Stored dataset items
----
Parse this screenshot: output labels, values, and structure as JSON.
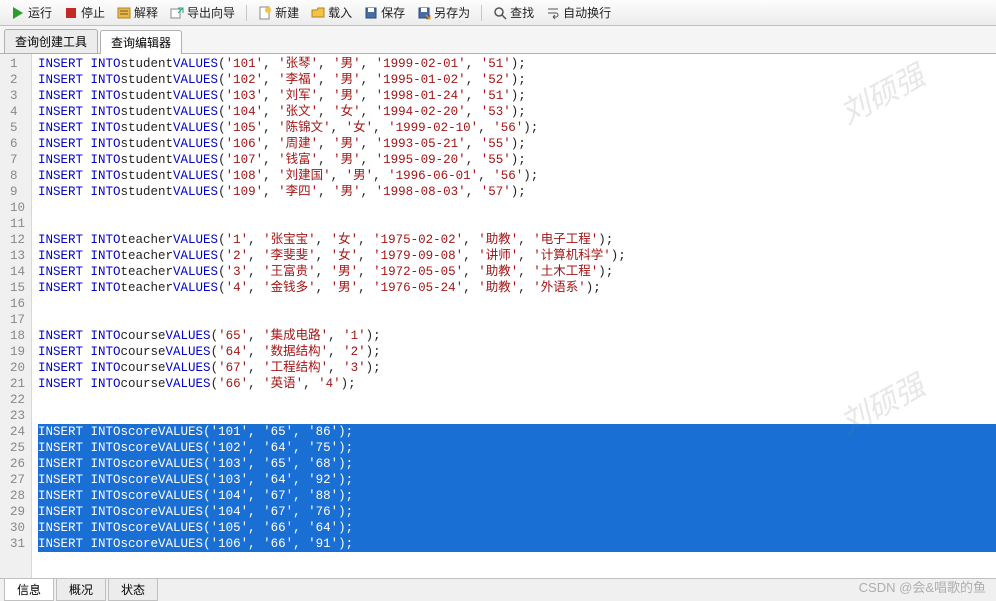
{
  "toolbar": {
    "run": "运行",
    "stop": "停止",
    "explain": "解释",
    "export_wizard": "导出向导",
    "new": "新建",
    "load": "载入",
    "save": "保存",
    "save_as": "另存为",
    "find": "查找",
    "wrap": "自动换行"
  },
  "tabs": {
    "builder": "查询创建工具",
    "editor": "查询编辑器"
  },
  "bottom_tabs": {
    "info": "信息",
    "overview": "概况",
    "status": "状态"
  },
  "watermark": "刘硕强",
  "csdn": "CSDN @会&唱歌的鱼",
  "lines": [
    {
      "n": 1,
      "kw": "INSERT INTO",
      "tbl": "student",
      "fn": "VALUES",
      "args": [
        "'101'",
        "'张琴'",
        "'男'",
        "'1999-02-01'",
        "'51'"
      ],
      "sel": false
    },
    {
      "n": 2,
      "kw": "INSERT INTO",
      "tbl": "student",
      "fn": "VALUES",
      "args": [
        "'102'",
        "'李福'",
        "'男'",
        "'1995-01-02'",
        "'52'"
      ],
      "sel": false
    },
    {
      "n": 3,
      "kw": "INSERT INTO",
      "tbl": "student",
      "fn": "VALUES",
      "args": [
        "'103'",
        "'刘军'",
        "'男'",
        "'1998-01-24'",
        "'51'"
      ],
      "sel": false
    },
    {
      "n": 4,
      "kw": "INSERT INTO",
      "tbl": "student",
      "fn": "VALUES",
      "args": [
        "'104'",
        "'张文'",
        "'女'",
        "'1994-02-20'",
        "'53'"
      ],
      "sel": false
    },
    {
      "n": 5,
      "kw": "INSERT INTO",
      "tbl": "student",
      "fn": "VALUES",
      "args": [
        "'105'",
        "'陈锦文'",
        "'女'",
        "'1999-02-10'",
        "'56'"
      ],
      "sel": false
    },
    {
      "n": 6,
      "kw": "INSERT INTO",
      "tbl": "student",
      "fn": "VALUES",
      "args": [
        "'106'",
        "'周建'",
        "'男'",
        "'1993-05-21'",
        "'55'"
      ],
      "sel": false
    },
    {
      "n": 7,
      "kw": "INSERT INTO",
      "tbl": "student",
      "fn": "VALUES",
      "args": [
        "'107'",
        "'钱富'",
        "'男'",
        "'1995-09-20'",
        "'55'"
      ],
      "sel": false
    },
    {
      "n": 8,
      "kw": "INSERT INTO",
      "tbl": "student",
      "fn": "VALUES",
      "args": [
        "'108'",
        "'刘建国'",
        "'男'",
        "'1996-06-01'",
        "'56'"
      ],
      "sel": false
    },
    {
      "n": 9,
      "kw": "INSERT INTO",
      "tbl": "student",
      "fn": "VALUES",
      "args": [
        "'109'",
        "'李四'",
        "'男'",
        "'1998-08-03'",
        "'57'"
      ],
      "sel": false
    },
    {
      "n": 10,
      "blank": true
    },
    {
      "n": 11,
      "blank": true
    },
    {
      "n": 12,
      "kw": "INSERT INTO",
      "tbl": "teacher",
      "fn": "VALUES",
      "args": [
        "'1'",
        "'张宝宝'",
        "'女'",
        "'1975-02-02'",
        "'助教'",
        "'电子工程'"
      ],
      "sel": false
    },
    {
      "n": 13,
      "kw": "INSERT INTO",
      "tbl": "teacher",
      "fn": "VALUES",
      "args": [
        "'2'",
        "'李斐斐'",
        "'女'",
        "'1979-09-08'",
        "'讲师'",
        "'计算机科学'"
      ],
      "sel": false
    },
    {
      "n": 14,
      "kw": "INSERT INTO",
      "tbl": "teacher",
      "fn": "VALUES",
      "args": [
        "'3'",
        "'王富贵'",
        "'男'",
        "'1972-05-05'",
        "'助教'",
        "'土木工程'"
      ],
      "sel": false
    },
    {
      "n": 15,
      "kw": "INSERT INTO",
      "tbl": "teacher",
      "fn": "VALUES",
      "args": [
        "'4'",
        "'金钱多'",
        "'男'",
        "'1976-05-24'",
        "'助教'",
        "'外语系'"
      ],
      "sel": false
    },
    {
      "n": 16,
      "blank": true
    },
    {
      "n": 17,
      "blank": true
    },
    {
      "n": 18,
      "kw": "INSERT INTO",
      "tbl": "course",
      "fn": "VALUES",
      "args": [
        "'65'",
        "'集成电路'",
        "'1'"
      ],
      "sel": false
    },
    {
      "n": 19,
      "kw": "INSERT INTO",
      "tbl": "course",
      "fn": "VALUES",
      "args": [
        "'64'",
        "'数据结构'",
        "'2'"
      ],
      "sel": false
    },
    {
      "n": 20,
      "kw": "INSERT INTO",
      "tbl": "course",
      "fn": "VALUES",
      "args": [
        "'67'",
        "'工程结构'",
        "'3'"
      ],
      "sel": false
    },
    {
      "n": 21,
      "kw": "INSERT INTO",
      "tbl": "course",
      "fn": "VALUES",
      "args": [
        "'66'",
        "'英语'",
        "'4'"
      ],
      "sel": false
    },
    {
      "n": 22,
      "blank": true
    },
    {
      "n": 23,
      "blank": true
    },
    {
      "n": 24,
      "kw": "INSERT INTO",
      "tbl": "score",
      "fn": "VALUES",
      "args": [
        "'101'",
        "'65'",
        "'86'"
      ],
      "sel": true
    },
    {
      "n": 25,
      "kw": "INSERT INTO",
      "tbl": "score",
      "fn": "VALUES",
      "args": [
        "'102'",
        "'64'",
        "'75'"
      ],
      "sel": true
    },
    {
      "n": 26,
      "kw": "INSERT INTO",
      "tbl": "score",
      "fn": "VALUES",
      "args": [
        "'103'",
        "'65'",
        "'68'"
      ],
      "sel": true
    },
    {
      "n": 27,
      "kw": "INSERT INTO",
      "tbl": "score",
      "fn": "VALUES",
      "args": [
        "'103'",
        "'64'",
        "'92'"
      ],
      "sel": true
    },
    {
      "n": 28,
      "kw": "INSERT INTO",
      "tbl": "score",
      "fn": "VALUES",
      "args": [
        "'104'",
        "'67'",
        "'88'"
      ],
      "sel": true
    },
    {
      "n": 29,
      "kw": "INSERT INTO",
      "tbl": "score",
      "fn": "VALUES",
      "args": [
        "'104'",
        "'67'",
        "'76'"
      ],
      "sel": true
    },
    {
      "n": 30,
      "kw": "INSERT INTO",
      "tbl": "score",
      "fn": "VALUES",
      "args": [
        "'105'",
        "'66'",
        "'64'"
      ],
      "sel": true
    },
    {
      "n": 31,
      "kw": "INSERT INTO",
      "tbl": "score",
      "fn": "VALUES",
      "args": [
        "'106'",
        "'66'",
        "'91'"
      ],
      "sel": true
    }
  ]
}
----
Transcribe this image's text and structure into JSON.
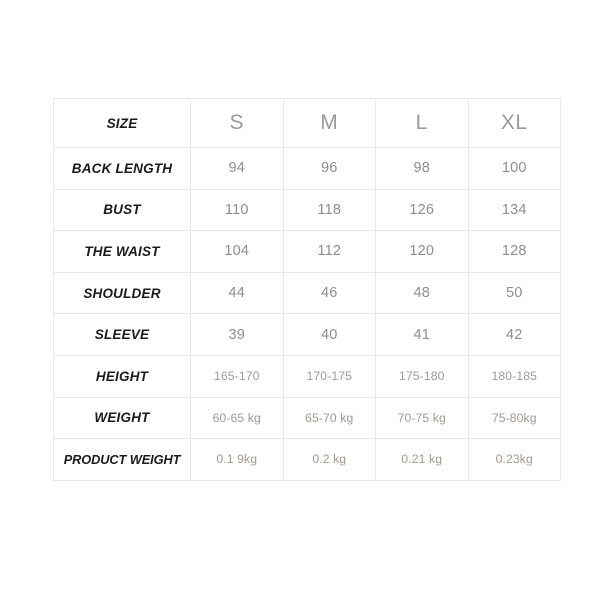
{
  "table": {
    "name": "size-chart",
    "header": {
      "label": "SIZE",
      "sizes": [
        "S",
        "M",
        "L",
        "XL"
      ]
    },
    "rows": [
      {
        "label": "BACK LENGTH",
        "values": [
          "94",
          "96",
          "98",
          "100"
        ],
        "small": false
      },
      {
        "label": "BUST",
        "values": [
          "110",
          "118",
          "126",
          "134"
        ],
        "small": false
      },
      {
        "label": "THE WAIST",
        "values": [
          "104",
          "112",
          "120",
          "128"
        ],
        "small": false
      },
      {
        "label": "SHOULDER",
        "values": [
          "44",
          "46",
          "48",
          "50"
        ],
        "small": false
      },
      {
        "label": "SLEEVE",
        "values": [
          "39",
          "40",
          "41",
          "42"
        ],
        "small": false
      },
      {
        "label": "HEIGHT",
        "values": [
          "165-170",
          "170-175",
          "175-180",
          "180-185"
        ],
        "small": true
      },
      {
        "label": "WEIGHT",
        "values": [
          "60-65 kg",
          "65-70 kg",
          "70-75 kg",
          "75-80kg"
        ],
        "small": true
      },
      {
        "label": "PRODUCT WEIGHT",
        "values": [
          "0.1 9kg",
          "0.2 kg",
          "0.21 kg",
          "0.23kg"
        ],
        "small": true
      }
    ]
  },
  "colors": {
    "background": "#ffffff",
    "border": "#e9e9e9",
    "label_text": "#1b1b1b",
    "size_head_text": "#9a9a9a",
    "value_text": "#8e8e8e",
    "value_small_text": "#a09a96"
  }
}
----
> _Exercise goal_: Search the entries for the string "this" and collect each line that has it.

> _The answer_:
Parse this screenshot: output labels, values, and structure as JSON.
Transcribe this image's text and structure into JSON.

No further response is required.